Age: Anderson suggested an Early Woodland date of 2660 from work done at the 38LX5 site in South Carolina. Thelma points were recovered from 9WD-WCA site 5, #9155, feature 9C+12-16 by “Kelly” The artifacts were in a box marked Catoosa County.

Description: The Thelma is a medium sized point measuring between 1 and 1.75 inches in length. The blade is randomly flaked with excurvate blade edges and an acute distal end. The cross-section is lenticular and the workmanship is good. The shoulders are square to slightly drooping. The stem is short with straight to tapering sides and a flat basal edge. Most examples are made from better grades of chert.

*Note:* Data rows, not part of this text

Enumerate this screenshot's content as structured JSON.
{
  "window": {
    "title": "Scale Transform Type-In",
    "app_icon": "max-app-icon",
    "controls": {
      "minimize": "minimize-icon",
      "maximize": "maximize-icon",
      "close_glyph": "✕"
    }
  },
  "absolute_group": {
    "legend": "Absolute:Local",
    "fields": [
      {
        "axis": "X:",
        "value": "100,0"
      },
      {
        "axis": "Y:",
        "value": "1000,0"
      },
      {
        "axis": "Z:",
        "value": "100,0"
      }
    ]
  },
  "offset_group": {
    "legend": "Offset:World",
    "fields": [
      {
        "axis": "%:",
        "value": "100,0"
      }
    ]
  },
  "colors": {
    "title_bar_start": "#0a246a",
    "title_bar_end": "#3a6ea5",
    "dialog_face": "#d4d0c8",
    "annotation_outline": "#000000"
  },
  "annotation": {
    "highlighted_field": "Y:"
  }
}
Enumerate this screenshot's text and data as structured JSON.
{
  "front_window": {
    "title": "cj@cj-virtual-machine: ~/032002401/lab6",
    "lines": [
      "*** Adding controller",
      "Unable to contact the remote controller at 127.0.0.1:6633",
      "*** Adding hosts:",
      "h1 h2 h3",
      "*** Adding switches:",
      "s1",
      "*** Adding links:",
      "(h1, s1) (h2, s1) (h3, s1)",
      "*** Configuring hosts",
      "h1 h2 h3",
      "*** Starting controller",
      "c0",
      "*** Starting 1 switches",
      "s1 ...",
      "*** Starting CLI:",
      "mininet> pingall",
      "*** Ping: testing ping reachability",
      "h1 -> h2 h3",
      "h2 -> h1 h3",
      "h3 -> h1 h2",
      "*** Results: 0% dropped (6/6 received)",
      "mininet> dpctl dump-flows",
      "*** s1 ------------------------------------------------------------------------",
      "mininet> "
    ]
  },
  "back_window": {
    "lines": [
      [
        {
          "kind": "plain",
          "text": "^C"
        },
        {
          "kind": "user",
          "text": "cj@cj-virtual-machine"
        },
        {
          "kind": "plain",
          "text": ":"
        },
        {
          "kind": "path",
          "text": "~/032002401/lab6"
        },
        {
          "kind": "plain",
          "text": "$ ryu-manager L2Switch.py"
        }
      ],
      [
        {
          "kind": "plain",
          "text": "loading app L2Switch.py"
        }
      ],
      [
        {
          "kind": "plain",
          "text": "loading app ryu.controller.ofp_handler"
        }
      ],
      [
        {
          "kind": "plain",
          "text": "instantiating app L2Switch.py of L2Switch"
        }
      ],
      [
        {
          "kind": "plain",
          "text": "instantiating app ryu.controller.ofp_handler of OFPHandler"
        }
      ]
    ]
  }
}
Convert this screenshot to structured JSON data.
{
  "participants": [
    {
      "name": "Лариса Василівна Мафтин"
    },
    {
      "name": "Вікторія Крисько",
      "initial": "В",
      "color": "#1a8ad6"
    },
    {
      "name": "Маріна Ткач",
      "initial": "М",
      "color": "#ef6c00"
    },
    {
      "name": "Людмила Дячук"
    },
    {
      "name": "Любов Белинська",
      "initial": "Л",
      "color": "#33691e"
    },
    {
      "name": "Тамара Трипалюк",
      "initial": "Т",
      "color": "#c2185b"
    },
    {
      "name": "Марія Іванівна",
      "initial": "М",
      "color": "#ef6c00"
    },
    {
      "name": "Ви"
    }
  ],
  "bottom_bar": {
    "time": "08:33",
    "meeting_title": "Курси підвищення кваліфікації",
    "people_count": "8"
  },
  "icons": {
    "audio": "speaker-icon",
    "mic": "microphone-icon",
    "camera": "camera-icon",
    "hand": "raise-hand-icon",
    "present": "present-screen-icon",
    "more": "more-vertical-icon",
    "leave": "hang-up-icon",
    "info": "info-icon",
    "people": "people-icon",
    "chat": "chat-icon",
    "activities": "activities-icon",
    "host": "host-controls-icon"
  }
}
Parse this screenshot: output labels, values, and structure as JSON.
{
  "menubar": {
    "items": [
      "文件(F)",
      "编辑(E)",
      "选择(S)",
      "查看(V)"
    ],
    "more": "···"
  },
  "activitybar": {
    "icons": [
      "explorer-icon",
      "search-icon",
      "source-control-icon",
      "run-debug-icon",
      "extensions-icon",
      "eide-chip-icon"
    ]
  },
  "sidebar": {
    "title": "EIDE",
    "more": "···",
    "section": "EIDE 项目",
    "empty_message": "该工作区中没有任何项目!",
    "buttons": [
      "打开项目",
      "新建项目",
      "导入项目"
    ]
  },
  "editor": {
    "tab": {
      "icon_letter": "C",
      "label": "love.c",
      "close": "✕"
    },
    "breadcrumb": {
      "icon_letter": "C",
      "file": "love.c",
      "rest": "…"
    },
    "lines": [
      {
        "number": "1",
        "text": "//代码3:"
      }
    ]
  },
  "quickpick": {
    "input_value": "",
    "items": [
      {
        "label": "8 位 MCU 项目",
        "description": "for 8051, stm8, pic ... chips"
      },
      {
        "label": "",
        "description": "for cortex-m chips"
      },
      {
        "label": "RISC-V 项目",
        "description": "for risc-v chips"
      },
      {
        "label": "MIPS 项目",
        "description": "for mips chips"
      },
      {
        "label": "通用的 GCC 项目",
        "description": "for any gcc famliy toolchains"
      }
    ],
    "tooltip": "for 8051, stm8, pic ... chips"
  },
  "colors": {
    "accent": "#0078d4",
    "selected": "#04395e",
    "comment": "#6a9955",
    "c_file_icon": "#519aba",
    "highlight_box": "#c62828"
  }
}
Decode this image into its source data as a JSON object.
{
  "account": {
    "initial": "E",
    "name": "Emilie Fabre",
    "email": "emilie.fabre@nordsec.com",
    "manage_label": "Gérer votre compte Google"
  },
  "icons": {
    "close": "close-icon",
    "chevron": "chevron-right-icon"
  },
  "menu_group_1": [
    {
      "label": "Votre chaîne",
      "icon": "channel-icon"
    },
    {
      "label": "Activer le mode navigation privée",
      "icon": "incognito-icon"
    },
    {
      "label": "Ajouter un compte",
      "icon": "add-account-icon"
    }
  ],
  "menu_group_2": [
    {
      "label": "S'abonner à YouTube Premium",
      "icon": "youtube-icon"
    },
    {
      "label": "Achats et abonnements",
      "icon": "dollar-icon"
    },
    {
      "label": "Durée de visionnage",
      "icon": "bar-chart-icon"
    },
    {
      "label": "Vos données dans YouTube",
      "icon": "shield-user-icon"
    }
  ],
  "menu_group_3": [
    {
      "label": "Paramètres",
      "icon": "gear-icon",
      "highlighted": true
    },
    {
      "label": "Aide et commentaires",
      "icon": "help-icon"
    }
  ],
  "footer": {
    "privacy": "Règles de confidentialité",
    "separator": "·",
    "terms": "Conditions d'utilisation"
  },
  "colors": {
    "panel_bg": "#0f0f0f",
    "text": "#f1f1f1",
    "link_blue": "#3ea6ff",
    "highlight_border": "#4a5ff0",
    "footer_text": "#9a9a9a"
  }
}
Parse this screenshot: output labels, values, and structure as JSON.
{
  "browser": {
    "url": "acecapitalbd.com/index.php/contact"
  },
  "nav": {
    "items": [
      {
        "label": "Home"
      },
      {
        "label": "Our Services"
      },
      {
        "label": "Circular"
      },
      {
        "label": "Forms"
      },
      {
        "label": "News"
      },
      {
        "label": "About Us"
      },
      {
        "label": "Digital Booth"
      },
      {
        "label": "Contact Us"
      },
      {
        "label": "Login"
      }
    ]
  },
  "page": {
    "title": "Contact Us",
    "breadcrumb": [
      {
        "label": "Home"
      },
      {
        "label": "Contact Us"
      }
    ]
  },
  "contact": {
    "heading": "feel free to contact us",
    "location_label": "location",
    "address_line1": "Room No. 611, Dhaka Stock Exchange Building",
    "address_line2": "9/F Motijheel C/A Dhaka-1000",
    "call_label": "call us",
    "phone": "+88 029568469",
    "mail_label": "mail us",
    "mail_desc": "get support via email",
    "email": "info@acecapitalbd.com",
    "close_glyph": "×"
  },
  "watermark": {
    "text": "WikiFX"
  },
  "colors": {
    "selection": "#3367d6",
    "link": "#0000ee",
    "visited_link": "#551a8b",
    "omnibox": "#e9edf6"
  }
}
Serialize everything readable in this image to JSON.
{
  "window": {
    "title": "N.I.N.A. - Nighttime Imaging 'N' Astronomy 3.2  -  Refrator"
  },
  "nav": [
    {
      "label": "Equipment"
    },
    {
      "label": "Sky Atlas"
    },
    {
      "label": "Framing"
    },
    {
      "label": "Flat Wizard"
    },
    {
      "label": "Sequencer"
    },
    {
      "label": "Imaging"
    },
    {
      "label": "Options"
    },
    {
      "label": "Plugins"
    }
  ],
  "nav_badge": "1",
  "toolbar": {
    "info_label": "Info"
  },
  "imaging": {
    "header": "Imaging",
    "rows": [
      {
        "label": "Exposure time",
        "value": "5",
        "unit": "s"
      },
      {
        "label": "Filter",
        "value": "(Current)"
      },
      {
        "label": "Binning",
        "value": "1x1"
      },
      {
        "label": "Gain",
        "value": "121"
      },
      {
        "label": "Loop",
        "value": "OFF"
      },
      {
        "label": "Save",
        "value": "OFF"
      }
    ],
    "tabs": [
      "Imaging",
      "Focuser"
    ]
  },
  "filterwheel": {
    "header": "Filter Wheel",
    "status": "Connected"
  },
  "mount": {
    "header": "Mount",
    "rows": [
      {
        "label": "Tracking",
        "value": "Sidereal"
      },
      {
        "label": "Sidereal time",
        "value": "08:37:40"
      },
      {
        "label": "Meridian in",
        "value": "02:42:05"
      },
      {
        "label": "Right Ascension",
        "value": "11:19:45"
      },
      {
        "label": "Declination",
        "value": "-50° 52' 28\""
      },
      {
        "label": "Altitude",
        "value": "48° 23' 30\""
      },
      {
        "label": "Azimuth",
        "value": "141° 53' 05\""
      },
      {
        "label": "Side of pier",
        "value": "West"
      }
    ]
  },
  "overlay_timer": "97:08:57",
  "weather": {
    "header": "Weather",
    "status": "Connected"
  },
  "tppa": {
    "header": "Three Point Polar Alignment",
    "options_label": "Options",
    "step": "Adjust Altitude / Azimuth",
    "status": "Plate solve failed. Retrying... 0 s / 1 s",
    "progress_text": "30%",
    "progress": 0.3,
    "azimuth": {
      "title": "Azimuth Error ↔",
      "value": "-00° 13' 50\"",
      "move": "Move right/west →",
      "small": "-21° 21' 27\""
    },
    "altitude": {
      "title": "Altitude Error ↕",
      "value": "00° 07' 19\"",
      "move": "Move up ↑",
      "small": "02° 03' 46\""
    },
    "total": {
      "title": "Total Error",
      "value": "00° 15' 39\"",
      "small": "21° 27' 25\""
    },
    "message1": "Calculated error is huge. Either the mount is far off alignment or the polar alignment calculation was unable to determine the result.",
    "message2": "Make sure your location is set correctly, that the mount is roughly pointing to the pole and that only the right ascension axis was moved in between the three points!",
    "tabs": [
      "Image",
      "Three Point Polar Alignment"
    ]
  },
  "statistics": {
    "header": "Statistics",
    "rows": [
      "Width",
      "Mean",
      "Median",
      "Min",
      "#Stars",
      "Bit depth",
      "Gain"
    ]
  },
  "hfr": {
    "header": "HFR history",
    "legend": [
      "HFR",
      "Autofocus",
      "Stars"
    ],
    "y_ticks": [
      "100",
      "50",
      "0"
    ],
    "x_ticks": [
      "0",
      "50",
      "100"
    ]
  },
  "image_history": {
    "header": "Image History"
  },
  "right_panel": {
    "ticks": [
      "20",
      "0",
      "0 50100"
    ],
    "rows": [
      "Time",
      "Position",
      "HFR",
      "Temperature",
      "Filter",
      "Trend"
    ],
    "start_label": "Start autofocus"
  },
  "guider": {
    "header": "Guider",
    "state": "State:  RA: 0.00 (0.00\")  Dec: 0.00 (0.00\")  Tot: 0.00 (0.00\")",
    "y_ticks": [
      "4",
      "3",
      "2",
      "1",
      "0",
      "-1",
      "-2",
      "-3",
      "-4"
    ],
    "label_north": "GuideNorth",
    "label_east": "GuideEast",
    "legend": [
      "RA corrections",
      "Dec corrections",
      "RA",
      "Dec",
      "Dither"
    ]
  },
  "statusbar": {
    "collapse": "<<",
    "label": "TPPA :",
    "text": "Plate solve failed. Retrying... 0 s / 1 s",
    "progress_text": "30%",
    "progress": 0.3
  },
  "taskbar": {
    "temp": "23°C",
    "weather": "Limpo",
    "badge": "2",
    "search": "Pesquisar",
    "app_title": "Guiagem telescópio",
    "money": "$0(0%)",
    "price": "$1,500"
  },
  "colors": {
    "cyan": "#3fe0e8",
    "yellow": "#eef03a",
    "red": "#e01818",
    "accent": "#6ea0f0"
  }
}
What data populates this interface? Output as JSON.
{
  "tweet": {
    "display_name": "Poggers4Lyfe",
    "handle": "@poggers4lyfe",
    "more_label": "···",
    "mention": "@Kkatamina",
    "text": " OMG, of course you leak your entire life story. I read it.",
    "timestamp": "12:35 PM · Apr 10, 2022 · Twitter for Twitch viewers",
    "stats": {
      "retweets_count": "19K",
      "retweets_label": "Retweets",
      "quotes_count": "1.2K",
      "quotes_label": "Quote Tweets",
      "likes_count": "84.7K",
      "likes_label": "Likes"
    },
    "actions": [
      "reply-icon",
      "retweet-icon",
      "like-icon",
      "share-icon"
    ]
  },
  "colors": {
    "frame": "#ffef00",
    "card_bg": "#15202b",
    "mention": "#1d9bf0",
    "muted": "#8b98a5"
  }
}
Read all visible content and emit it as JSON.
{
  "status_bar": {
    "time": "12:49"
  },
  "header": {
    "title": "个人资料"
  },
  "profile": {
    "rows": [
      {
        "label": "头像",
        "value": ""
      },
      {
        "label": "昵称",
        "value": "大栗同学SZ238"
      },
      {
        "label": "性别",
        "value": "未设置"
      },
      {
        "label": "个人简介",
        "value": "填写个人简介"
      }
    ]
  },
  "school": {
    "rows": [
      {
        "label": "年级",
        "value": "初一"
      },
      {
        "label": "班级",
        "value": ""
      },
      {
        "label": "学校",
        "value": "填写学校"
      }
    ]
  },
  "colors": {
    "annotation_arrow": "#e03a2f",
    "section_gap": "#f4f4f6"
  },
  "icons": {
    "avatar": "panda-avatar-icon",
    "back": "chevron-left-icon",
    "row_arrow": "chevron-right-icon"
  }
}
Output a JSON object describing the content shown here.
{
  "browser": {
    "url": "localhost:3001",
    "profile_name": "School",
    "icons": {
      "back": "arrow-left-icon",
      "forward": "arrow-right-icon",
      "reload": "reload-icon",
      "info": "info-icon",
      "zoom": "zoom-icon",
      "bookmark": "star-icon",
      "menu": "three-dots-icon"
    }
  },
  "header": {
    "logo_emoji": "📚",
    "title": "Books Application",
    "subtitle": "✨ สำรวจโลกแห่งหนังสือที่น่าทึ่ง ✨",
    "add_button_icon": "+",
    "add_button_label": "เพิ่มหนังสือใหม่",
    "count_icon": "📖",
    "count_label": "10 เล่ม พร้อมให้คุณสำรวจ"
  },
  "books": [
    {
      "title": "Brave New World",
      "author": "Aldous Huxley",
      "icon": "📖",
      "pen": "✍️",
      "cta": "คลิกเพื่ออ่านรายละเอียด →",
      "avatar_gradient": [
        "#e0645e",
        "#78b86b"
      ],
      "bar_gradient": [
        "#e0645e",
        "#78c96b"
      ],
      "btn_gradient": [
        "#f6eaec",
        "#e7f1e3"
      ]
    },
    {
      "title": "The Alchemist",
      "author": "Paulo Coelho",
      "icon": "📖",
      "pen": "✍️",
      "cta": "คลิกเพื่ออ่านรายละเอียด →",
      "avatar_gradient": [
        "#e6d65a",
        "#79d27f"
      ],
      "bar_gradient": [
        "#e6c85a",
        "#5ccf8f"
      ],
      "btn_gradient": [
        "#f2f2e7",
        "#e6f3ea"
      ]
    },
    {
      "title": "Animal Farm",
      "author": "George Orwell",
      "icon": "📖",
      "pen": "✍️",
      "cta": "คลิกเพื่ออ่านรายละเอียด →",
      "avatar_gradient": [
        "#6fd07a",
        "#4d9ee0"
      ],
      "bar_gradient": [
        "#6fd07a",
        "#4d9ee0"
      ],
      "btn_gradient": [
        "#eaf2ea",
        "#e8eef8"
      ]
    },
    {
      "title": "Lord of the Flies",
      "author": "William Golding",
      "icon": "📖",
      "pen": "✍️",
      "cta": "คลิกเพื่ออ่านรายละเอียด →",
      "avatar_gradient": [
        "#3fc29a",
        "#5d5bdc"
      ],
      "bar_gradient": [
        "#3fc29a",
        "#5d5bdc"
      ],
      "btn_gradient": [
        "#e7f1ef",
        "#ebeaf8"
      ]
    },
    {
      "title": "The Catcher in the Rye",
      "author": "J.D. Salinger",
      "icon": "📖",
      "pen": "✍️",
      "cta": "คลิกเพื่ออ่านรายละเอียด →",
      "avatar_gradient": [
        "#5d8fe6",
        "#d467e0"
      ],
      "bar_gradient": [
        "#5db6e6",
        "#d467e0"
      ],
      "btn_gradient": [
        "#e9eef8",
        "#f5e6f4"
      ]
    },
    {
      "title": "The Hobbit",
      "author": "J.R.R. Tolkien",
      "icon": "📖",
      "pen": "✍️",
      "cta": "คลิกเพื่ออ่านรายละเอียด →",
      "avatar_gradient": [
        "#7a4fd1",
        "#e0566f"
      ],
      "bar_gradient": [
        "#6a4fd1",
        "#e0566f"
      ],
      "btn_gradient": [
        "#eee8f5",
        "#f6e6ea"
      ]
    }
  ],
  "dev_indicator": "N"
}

Distribution: Primary areas of distribution are closely associated with good quality chert along the Fall Line, the central Savannah River area, and near the Ridge and Valley chert of extreme northwest Georgia.

Information for this article was derived from John S.  Whatley, Early Georgia: An overview of Georgia Projectile Points and Selected Cutting Tools, The Society for Georgia Archaeology, Vol. 30, No.1 2002